Energy has become an indispensable part of our lives to the point that we take it for granted and almost never question about its sources and environmental impact. Increasing efficiency of energy consumption has proved to be the most straightforward and practical way for climate change mitigation.
The energy sector is the key emitter of greenhouse gases (GHG), with 67 percent share in total emissions of Armenia. At the same time, the energy sector has major potential for reducing emissions, both on generation and consumption side, directly impacting local pollution and economic growth. But what is more important for Armenian households and businesses is the cost of energy, and energy efficiency can alleviate the burden of increasing energy tariffs on the family budgets without jeopardizing quality of life.
Historically, Armenia suffers from very poorly insulated housing stock.
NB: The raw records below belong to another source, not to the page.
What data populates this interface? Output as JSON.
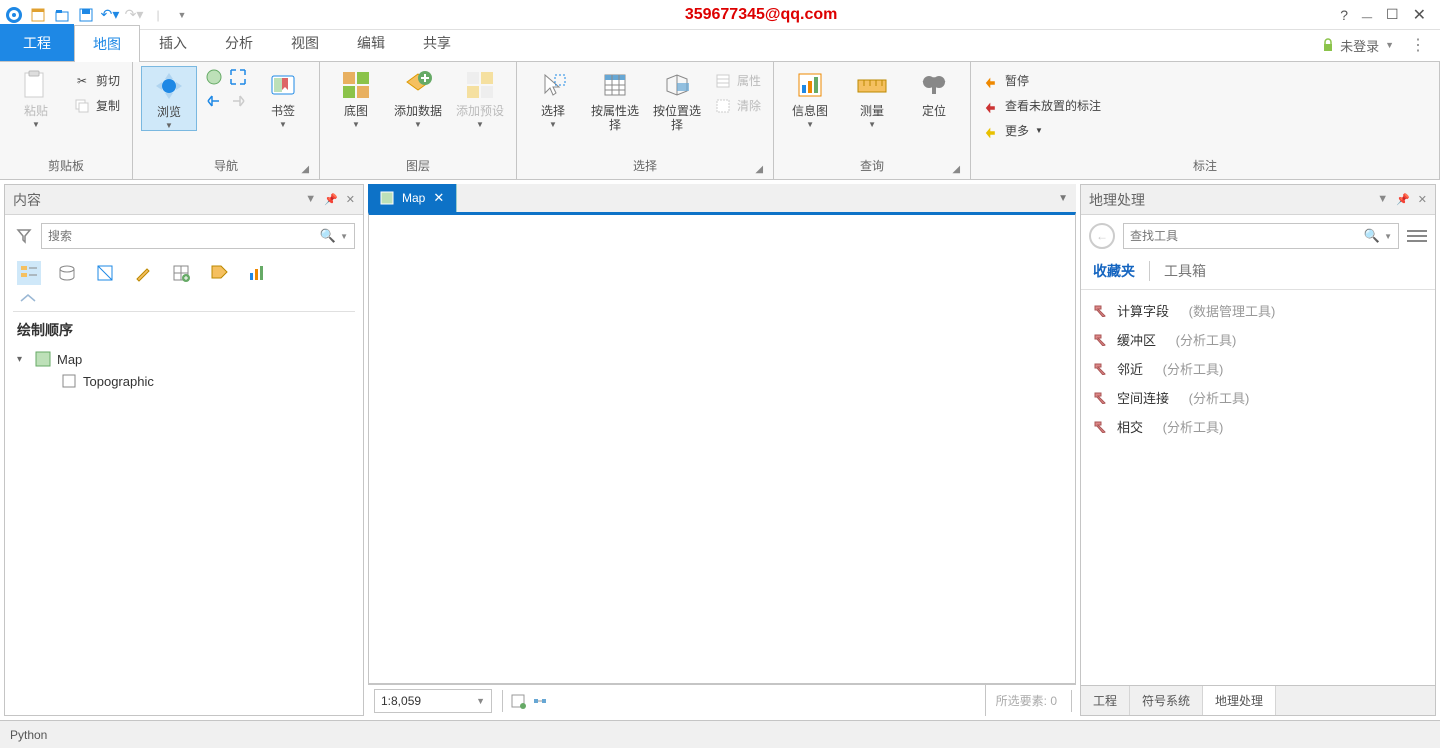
{
  "titlebar": {
    "watermark": "359677345@qq.com"
  },
  "login": {
    "label": "未登录"
  },
  "tabs": {
    "project": "工程",
    "map": "地图",
    "insert": "插入",
    "analyze": "分析",
    "view": "视图",
    "edit": "编辑",
    "share": "共享"
  },
  "ribbon": {
    "clipboard": {
      "paste": "粘贴",
      "cut": "剪切",
      "copy": "复制",
      "group": "剪贴板"
    },
    "nav": {
      "explore": "浏览",
      "bookmark": "书签",
      "group": "导航"
    },
    "layer": {
      "basemap": "底图",
      "add_data": "添加数据",
      "add_preset": "添加预设",
      "group": "图层"
    },
    "select": {
      "select": "选择",
      "by_attr": "按属性选择",
      "by_loc": "按位置选择",
      "attrs": "属性",
      "clear": "清除",
      "group": "选择"
    },
    "query": {
      "infographics": "信息图",
      "measure": "测量",
      "locate": "定位",
      "group": "查询"
    },
    "label": {
      "pause": "暂停",
      "unplaced": "查看未放置的标注",
      "more": "更多",
      "group": "标注"
    }
  },
  "contents": {
    "title": "内容",
    "search_ph": "搜索",
    "section": "绘制顺序",
    "map_node": "Map",
    "layer_node": "Topographic"
  },
  "map": {
    "tab": "Map",
    "scale": "1:8,059",
    "selected_label": "所选要素:",
    "selected_count": "0"
  },
  "gp": {
    "title": "地理处理",
    "search_ph": "查找工具",
    "tab_fav": "收藏夹",
    "tab_toolbox": "工具箱",
    "tools": [
      {
        "name": "计算字段",
        "cat": "(数据管理工具)"
      },
      {
        "name": "缓冲区",
        "cat": "(分析工具)"
      },
      {
        "name": "邻近",
        "cat": "(分析工具)"
      },
      {
        "name": "空间连接",
        "cat": "(分析工具)"
      },
      {
        "name": "相交",
        "cat": "(分析工具)"
      }
    ],
    "bottom_tabs": {
      "project": "工程",
      "symbology": "符号系统",
      "gp": "地理处理"
    }
  },
  "status": {
    "python": "Python"
  }
}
Most of its multi-apartment buildings were built 40, 50, even 60 years ago without a consideration that energy prices might increase, and the operational costs of the buildings would ever become such a burden. The same issue is palpable in the public sector: schools, hospitals, kindergartens, etc. Buildings represent also the largest energy users, accounting for almost 40 percent of electricity and 25 percent of gas consumption in Armenia.
To change this pattern and promote energy efficiency and energy saving, Armenia has recently adopted a number of policies, including the Energy Security Concept (2013) and the corresponding action plan for 2014-2020, aiming to boost production of renewable energy, particularly hydro and solar power, and increase energy efficiency in the industry sector as well as in urban and rural communities. New standards for businesses and households have also been adopted to guide the country towards a more sustainable energy consumption pattern.
In the framework of UNDP’s partnership with the Government of Armenia, since 2010 the assistance in promotion of energy efficiency was prioritized, particularly in the sectors of municipal heating, street lighting, public and residential buildings.
UNDP focused its assistance on the residential sector, which is one of the largest energy consumers in Armenia. The challenge was to develop a proper financial model for Soviet-era residential buildings energy efficient retrofit. A successful pilot in Yerevan where UNDP showcased a new insulation technology in a nine-story apartment building, with about 60 percent energy savings, paved the way to secure the region’s first investment from the Green Climate Fund (GCF) worth USD 20 million. It was also only the second GCF grant on energy efficiency worldwide, as well as one of the largest single investments UNDP in Armenia has ever received. The grant will allow UNDP and the Municipality of Yerevan to retrofit the envelopes and insulate external walls, entrances, roofs, floors and windows of around 300 multi-apartment buildings, 6,000 single-family houses, and over 170 public buildings, with a total of over 200k beneficiaries, thus helping to achieve a reduction in energy use for heating, cost-savings, and associated reduction in CO2 emissions. This will create a paradigm shift towards the development of new financial models targeted towards financial and legal de-risking of investments in energy-efficient building retrofits.
The cooperation of UNDP with communities during the recent years proved to be quite successful, as there is a significant interest to improve the municipal services provided to residents. Street lighting is among the most essential services of the urban economy, which is also quite energy-intensive and one of the major sources of GHG emissions. The UNDP’s demonstration projects proved that annual savings achieved by municipalities are substantial - in monetary terms around USD 170,000. Modernization of street lighting along 60 km of major urban roads was carried out in 18 cities, the installed LED lighting provided at least 60 percent efficiency (reaching as much as 80 percent in certain cases). In total, about 3,000 light-emitting diode (LED) luminaries were installed, which ensured savings of 2000 MWh of energy. Based on the savings from the energy-efficient lighting and in agreement with the cities’ administration, Revolving Urban Funds were established that have ensured the sustainability and replicability of the Green Urban Lighting project throughout Armenia. New initiatives were co-financed from the annual savings accumulated in the Revolving Funds, while the upgrade of the lighting systems in major transportation sections of Yerevan - Arshakunyats Avenue, Athens Street, Brazil Square, and Tsitsernakaberd highway – were carried out solely from the Revolving Fund of Yerevan Municipality.
UNDP’s intervention has also helped to improve the legal and regulatory framework, including amendments to the Energy Saving and Renewable Energy Law, which makes the energy performance requirements mandatory in all newly built or retrofitted/reconstructed buildings funded from public finance sources. New national construction standards on buildings energy performance, building energy audit and energy passport were adopted, standard on natural and artificial lighting was introduced aligning energy efficiency requirements with new technologies in the market.